This was key to allowing our last levy to be 5.9 mills in spite of substantial state funding cuts, and will allow us to not ask for more funding before 2014 - barring any more surprises from the state government. We can debate how much the teachers' union was motivated by the threat of SB5 vs their empathy with the economic pain being felt in the private sector, but regardless, the result was a deal which is more appropriate to our community's current situation.

Governor Kasich and the General Assembly may figure out how to allocate more state budget dollars to K-12 public education. Maybe the economy will pick up, and state tax revenues will start growing again. Maybe, but I suspect that the rate of state funding growth will be very gradual for a while.

Maybe cost cutting in other government programs will free up money for public education. Maybe, but I doubt that it will be significant. The politicians talk big about cost cutting, but in practice, it's very hard to eliminate or reduce programs.

If the Governor and the General Assembly do find more money for K-12 education, I wouldn't count on any of it coming our way. New dollars will first go to urban and rural districts, like Meigs County were the average compensation for teachers is less than the starting salary for ours (a good friend of mine retired a few years ago from Meigs County schools, having taught for 30+ years, and her final pay was less than a 3rd year teacher makes in our district).

As I've said many times - this is a local matter. We shouldn't expect any help from the statehouse, although we shouldn't stop making our voice heard.
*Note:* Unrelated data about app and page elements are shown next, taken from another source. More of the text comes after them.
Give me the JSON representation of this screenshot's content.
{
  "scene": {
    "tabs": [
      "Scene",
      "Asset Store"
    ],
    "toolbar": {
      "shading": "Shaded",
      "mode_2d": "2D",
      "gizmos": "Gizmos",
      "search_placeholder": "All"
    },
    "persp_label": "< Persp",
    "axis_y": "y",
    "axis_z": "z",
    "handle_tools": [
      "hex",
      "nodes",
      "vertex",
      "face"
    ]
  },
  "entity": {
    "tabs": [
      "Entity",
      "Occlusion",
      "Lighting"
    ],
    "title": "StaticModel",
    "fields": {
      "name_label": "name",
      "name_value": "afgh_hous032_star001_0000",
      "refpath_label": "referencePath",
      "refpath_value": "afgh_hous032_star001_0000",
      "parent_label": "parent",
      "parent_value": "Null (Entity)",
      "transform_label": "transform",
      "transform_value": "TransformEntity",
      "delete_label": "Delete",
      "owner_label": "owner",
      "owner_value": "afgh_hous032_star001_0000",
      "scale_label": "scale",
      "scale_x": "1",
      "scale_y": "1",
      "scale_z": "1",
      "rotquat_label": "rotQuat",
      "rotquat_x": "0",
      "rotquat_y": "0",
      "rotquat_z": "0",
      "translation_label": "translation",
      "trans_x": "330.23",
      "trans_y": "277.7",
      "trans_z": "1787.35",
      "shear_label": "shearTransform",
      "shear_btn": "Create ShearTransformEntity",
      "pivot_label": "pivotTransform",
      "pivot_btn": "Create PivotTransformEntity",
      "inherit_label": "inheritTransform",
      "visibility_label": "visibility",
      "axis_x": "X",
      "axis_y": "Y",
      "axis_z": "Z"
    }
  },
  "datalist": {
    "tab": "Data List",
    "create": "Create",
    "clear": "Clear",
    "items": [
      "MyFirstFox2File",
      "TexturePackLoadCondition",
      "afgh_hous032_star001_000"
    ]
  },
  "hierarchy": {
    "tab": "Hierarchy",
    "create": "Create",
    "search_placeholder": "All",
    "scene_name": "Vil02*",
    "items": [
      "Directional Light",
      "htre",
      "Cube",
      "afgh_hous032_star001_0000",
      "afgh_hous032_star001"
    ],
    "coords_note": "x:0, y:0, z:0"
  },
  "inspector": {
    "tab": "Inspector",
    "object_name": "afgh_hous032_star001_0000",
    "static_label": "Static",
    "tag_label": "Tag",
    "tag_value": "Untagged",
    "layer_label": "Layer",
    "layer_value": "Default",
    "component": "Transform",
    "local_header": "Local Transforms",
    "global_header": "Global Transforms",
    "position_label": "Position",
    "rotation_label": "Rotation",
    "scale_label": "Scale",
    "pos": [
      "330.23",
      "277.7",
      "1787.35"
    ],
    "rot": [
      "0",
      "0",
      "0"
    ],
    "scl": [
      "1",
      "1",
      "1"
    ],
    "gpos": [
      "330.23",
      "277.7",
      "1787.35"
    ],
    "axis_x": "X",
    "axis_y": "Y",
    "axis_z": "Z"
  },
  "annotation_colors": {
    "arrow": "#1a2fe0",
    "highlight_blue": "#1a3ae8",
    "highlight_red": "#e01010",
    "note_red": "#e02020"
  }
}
We have to figure out how to set realistic expectations for both the teachers and the community members.

That will take education, dialog and a healthy dose of respect, trust and empathy on both sides of the bargaining table.